Records contained in a dataset:

-=-=-

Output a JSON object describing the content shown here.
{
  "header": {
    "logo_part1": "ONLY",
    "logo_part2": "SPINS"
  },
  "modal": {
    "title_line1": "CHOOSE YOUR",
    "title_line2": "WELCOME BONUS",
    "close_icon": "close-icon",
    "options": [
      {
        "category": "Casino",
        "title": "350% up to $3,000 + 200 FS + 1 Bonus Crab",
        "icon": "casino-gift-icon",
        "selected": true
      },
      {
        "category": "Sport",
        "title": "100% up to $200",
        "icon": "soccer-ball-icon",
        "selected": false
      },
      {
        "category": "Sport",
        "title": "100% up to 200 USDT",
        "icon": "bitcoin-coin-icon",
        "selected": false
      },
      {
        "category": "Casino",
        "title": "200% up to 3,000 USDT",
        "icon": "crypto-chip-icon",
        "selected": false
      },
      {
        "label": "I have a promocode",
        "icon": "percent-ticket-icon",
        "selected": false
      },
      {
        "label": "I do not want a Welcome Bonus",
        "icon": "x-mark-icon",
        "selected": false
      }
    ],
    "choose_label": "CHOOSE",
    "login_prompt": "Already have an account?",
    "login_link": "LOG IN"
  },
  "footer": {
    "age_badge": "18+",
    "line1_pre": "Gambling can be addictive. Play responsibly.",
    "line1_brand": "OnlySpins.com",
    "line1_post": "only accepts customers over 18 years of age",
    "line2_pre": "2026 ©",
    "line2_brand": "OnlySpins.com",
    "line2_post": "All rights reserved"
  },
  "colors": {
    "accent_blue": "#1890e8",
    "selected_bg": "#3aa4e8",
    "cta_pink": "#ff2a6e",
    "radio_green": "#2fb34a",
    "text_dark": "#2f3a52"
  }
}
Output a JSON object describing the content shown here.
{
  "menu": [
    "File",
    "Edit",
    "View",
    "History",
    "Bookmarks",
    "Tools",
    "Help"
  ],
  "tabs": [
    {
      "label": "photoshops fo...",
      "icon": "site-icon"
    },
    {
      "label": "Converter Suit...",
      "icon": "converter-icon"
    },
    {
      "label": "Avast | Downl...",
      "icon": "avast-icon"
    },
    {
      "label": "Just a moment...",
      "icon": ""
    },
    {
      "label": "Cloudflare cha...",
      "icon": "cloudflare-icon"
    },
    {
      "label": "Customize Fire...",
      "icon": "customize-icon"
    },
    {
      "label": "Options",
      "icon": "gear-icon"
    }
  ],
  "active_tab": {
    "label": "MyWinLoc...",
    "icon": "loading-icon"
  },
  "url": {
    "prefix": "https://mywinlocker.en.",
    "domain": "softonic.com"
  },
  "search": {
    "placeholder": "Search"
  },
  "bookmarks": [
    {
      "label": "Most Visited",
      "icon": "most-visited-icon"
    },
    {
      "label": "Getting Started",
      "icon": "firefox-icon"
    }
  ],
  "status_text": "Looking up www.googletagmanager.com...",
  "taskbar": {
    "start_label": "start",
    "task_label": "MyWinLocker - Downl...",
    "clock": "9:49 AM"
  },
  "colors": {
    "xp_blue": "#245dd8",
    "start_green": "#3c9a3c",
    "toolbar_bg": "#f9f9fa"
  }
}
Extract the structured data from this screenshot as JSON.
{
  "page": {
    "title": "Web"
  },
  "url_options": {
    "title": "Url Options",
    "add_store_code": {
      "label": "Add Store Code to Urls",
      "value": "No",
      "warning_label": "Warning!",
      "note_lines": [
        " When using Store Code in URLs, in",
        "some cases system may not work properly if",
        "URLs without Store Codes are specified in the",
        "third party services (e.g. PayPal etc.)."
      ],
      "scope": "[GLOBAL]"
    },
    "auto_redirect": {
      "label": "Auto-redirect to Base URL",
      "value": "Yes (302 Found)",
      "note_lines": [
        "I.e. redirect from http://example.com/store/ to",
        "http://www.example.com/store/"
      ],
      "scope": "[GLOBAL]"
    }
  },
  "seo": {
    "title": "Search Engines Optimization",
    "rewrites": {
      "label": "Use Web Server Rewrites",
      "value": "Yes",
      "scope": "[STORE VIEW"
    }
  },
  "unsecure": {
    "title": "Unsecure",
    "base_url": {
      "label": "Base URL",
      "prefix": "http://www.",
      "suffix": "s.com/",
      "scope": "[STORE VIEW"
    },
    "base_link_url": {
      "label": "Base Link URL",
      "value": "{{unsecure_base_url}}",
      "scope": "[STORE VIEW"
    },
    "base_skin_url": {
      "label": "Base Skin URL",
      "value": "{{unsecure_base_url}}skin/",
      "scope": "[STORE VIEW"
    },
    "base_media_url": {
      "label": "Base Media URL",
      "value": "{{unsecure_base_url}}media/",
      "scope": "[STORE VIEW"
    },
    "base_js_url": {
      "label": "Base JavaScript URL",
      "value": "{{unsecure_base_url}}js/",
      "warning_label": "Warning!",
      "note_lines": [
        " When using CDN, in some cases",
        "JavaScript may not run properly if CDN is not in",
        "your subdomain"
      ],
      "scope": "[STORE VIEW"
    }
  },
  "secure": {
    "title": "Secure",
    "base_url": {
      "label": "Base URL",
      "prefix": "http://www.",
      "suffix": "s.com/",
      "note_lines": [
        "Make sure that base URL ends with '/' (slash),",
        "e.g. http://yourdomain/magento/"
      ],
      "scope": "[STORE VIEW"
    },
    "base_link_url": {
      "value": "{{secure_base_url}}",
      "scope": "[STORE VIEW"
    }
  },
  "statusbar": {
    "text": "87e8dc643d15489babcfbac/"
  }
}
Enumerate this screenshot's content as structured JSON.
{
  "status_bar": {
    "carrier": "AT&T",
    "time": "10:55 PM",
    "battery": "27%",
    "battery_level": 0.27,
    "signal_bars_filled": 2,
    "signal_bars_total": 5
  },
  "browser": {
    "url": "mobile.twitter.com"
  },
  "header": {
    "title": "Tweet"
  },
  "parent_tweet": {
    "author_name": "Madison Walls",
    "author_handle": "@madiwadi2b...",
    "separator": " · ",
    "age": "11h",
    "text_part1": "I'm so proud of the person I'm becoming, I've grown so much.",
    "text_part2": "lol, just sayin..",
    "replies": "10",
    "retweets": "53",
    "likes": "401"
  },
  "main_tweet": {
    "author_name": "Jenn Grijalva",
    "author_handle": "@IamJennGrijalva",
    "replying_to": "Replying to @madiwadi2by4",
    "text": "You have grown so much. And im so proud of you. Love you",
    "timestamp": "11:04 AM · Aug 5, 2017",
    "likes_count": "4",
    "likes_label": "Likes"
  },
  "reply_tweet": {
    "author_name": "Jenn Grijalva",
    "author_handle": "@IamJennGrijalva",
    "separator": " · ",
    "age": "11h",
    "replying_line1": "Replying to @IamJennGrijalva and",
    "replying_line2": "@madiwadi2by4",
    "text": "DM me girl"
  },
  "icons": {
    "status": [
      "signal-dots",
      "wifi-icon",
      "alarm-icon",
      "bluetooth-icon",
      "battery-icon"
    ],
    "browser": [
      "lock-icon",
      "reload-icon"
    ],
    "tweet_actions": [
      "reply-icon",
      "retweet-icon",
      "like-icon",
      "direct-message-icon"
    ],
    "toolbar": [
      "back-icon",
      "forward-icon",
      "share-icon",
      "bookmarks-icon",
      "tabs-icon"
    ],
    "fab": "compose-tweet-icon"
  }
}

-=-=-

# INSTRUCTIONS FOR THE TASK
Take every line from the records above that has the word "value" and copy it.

# RESULT
      "value": "No",
      "value": "Yes (302 Found)",
      "value": "Yes",
      "value": "{{unsecure_base_url}}",
      "value": "{{unsecure_base_url}}skin/",
      "value": "{{unsecure_base_url}}media/",
      "value": "{{unsecure_base_url}}js/",
      "value": "{{secure_base_url}}",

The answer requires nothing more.